Congress is set to take up vastly different aid proposals aimed at stemming the tide of unaccompanied minors streaming across the U.S.-Mexico border.
House Democratic Whip Steny Hoyer, of Maryland, and Rep. Aaron Schock, R-Ill., introduced a bill Wednesday that would boost community schools that provide important wraparound services.
It's unlikely Congress will pass a spending bill for fiscal year 2015 before the end of this fiscal year, despite lawmakers' insistence they would.
NCLB waivers and Race to the Top look at outcomes, like a teachers' ability to improve test scores; a new strategy aims mostly at inputs, like years of experience.
The Education Department isn't willing to cut Washington, the first ex-waiver state, any slack, a warning to other states that may be on the verge of losing their flexibility.
Sixty big-city school systems pledge to focus on strategies proven to improve outcomes for African-American and Latino boys.
The Old Line State and the Gem State became the seventh, and eighth states to see their waivers extended, for one additional year
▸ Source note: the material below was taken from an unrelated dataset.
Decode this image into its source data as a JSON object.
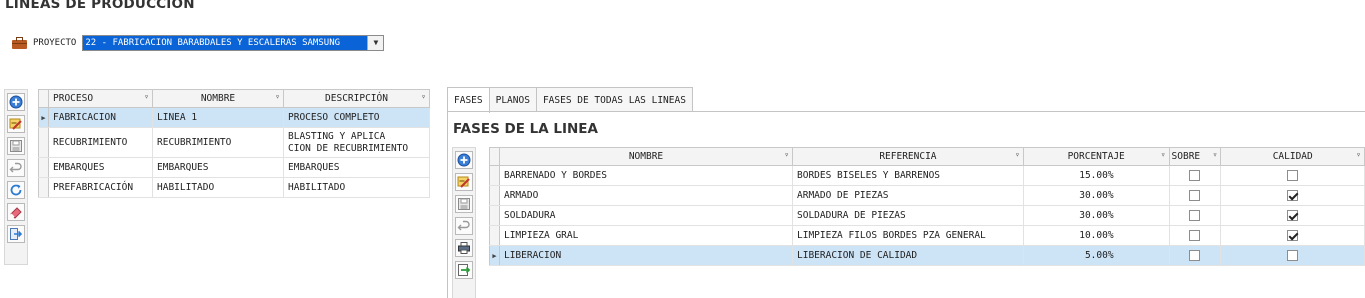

There was a ton of state activity this week, with implications for federal policy, most of it centered around ... you guessed it ... Common Core. For more, check out there good reads:
It's 1981, and Education Week obtains a top-secret memo by President Ronald Reagan's education secretary saying the U.S. Department of Education should be abolished and its functions reassigned to other federal agencies.
Several Race to the Top states are tweaking their implementation of new teacher-evaluation policies adopted as part of the promises made in their applications.
As we move deeper into midterm election season, here's a preview of some potentially competitive House and Senate races with ramifications for education.
U.S. Secretary of Education Arne Duncan joins others at a Washington event commemorating the landmark 1964 law, but saying more work still needs to be done.
The two national teachers' unions played some serious politics during their recent annual conferences, including calling for the resignation of U.S. Secretary of Education Arne Duncan.
The U.S. Secretary of Education also said that Pennsylvania's current level of commitment to funding public schools in Philadelphia is "unacceptable."
The U.S. Department of Education's process for holding state's feet to the fire on the promises they made in their applications hasn't been transparent, advocates say.
The Education and the Workforce Committee cleared three bills with bipartisan support Thursday in its opening bid to reauthorize the Higher Education Act.
If Seattle gets the go-ahead from Duncan, it would be the first individual district in the country to get its very own waiver.
The House is set to pass the bipartisan workforce development bill Wednesday afternoon by a wide margin. The measure would provide greater access to job training for students entering the workforce with special needs.
What if you got a chance to tell Obama and Duncan where you think the nation is going wrong, and right, when it comes to K-12 policy?
Congress has just 16 working days before its month-long summer recess. Here's a rundown of what's on its education-related to-do list.
States will be required to submit new plans to address teacher distribution by April of 2015, or just a few months before the department likely will begin to consider states' requests to renew their waivers from the NCLB law.
Arkansas, Colorado, Connecticut, South Dakota, Nevada, and Virginia are told they can keep their flexibility through the end of the upcoming school year.
U.S. Secretary of Education Arne Duncan is calling on state chiefs to support school counselors, though advocates chafe at administration attempts to consolidate the main federal program that finances K-12 counselors.
On the 50th anniversary of the signing of the Civil Rights Act, some of the original Freedom Riders joined students for a ceremony at the U.S. Department of Education.
Some states with NCLB waivers will be able to extend that flexibility for a year, even as they negotiate revisions to their teacher-evaluation systems with the Education Department.
Randy Dorn, Washington's state chief, doesn't think schools that miss achievement targets should have to notify parents.